A Firm Hand


Sam Harris chances his arm at the Huffington Post – not an obvious venue for realistic debate - and comments on a “psychopathic skewing of priorities.” Specifically, the tensions between free enquiry and deference to traditional Islam:

The point is not (and will never be) that some free person spoke, or wrote, or illustrated in such a manner as to inflame the Muslim community. The point is that only the Muslim community is combustible in this way. The controversy over Fitna, like all such controversies, renders one fact about our world especially salient: Muslims appear to be far more concerned about perceived slights to their religion than about the atrocities committed daily in its name.

A point that’s been illustrated here more than once.

Our capitulations in the face of these threats have had what is often called “a chilling effect” on our exercise of free speech. I have, in my own small way, experienced this chill first hand. First, and most important, my friend and colleague Ayaan Hirsi Ali happens to be among the hunted. Because of the failure of Western governments to make it safe for people to speak openly about the problem of Islam, I and others must raise a mountain of private funds to help pay for her round-the-clock protection. The problem is not, as is often alleged, that governments cannot afford to protect every person who speaks out against Muslim intolerance. The problem is that so few people do speak out. If there were ten thousand Ayaan Hirsi Ali's, the risk to each would be radically reduced.

For more on this, see my post quoting Robert Tracinski and Salman Rushdie.

Harris offers another, personal, illustration.

As for infringements of my own speech, my first book, The End of Faith, almost did not get published for fear of offending the sensibilities of (probably non-reading) religious fanatics.

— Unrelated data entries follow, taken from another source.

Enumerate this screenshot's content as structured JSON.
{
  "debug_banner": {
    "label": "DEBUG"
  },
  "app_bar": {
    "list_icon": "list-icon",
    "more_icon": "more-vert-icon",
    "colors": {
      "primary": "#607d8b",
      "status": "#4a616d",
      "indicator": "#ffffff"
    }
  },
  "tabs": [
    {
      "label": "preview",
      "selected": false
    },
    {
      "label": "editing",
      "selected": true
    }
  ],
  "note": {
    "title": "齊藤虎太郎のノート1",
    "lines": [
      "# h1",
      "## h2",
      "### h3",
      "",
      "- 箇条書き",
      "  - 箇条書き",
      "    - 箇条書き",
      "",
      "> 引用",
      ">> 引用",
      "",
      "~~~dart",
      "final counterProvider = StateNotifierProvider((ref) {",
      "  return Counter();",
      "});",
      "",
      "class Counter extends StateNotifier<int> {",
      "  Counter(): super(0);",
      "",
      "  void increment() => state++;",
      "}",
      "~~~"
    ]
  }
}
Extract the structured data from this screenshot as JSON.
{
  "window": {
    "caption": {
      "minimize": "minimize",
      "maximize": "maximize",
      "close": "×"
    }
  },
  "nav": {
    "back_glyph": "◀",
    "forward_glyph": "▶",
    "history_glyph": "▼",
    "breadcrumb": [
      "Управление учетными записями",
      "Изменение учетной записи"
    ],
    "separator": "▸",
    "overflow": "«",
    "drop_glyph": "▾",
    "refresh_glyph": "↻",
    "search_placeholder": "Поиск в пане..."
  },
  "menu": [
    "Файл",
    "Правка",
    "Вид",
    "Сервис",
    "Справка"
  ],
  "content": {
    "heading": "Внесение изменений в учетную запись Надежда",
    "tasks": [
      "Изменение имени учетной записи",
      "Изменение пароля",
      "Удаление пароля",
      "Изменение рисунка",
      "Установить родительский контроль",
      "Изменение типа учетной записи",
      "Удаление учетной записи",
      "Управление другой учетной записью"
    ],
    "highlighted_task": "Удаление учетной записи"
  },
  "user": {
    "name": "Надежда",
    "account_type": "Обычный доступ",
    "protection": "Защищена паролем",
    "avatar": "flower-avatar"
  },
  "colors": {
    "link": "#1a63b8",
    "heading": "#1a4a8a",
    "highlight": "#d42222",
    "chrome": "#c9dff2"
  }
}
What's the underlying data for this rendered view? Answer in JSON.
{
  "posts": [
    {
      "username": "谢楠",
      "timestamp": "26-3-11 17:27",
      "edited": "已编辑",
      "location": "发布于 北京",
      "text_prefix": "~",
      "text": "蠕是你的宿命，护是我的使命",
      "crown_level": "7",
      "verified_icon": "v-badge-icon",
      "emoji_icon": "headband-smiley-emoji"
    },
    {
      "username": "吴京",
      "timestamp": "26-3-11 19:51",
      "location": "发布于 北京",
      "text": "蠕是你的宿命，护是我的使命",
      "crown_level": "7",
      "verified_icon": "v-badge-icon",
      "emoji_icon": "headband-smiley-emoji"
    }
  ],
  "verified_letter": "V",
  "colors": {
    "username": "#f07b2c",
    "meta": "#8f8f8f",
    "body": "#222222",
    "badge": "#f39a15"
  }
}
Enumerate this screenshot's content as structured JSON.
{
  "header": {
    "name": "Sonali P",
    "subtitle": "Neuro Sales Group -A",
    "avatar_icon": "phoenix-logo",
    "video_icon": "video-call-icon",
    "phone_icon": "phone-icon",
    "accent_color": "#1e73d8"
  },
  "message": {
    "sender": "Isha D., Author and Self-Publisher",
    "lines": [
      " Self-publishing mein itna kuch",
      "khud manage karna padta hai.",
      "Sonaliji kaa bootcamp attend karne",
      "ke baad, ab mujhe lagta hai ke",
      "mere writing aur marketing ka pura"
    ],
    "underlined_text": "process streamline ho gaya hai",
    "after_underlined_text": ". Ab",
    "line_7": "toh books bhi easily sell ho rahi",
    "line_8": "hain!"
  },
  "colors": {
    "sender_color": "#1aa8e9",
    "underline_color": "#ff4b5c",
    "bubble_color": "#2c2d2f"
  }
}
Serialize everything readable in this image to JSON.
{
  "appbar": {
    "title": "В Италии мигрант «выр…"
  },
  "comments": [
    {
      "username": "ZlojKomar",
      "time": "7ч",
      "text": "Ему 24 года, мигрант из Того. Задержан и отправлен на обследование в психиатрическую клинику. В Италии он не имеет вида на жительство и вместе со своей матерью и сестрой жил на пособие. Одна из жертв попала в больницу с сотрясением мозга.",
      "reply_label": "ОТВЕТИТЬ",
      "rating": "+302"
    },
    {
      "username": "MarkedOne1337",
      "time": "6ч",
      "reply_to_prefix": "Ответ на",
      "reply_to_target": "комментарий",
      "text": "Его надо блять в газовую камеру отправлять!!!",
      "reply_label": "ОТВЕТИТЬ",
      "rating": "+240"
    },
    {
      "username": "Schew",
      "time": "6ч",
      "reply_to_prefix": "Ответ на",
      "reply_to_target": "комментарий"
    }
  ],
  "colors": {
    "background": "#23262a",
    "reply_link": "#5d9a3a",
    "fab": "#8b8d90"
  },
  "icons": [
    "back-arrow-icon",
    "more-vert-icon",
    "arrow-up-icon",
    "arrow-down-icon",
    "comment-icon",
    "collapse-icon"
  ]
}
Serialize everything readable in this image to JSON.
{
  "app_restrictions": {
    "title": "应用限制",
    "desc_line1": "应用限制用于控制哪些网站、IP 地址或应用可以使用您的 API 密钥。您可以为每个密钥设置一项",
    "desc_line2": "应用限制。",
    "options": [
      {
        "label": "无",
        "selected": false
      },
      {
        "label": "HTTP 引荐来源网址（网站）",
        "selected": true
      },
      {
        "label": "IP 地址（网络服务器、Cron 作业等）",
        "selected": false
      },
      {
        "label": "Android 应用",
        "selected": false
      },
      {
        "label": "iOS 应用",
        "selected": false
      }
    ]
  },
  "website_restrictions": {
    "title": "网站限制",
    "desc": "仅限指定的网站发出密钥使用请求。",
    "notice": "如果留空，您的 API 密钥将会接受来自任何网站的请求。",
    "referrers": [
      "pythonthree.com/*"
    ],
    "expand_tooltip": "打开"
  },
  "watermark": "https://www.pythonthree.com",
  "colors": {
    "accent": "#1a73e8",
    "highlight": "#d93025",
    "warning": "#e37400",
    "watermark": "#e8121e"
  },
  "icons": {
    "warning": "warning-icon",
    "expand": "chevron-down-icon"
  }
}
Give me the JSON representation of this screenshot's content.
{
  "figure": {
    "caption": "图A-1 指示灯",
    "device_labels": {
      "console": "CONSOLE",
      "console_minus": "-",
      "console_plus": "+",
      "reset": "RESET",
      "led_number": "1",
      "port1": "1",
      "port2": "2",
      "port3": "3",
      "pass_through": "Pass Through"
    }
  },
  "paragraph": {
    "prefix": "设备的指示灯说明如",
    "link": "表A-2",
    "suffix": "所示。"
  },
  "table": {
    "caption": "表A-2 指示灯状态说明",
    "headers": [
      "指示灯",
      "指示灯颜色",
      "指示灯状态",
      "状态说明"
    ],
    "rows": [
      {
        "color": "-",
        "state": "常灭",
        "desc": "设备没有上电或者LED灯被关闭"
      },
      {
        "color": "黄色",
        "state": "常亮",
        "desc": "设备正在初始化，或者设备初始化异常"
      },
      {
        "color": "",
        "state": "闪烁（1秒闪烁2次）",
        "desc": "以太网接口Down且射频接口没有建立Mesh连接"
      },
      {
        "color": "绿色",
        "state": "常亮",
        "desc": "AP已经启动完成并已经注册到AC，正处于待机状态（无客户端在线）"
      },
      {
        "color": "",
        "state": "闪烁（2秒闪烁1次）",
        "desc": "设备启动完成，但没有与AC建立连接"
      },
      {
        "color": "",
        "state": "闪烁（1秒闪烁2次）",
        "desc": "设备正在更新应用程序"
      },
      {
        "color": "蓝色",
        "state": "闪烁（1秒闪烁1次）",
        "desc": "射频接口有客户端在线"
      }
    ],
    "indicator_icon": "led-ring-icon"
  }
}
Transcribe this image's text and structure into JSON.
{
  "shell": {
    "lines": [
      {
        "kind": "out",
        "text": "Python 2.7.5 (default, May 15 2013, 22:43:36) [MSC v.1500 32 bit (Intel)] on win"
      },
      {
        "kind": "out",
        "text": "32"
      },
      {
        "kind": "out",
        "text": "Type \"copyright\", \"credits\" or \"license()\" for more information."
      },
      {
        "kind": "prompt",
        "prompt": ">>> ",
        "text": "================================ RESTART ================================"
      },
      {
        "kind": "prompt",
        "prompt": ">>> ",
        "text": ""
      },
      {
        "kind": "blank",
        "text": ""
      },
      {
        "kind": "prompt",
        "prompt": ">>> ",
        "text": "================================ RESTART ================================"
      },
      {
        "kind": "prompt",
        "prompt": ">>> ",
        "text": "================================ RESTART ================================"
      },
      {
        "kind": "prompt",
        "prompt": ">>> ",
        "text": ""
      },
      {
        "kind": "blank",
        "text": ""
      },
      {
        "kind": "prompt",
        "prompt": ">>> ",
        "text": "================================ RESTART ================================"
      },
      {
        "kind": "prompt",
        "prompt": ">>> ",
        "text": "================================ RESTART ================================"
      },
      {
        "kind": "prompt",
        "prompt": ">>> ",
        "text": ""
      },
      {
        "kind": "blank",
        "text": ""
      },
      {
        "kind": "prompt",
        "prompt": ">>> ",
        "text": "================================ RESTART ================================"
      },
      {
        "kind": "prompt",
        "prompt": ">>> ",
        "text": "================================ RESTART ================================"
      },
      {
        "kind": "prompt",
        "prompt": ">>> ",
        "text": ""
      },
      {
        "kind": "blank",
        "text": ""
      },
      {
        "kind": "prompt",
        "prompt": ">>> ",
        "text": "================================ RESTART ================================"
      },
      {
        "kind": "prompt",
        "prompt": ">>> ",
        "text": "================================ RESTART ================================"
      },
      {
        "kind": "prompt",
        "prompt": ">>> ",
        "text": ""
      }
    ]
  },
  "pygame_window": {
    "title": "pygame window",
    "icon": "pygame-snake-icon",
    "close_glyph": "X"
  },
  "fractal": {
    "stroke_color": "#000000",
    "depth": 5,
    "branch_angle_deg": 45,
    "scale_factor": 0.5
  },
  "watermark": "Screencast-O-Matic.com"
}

W.W. Norton, which did publish the book, was widely seen as taking a risk - one probably attenuated by the fact that I am an equal-opportunity offender critical of all religious faith. However, when it came time to make final edits to the galleys of The End of Faith, many of the people I had thanked by name in my acknowledgments (including my agent at the time and my editor at Norton) independently asked to have their names removed from the book. Their concerns were explicitly for their personal safety.

Several examples of backstage trepidation are listed, including this, which is far too typical.

Nature, arguably the most influential scientific journal on the planet, recently published a lengthy whitewash of Islam (Z. Sardar Beyond the Troubled Relationship. Nature 448, 131-133; 2007). The author began, as though atop a minaret, by simply declaring the religion of Islam to be “intrinsically rational.” He then went on to argue, amid a highly idiosyncratic reading of history and theology, that this rational religion’s current wallowing in the violent depths of unreason can be fully ascribed to the legacy of colonialism. After some negotiation, Nature also agreed to publish a brief response from me. What readers of my letter to the editor could not know, however, was that it was only published after perfectly factual sentences deemed offensive to Islam were expunged.

And there’s the rub. If unflattering statements and facts are excised in the name of respect and sensitivity - or quite often, fear - a realistic and honest discussion is unlikely even to begin. (This is the approach favoured by, among others, Tariq Ramadan, who forever speaks of “dialogue” while dictating the terms on which any discussion should, eventually, take place.) It is, for instance, difficult to take any meaningful kind of stand against the barbarities of Islam without challenging the specific religious beliefs that justify and perpetuate that barbarism. And how can one honestly discuss how such things might be ended without suggesting, at least by implication, that those beliefs - and their originator - are immoral and disgusting?

The whole thing is well worth reading.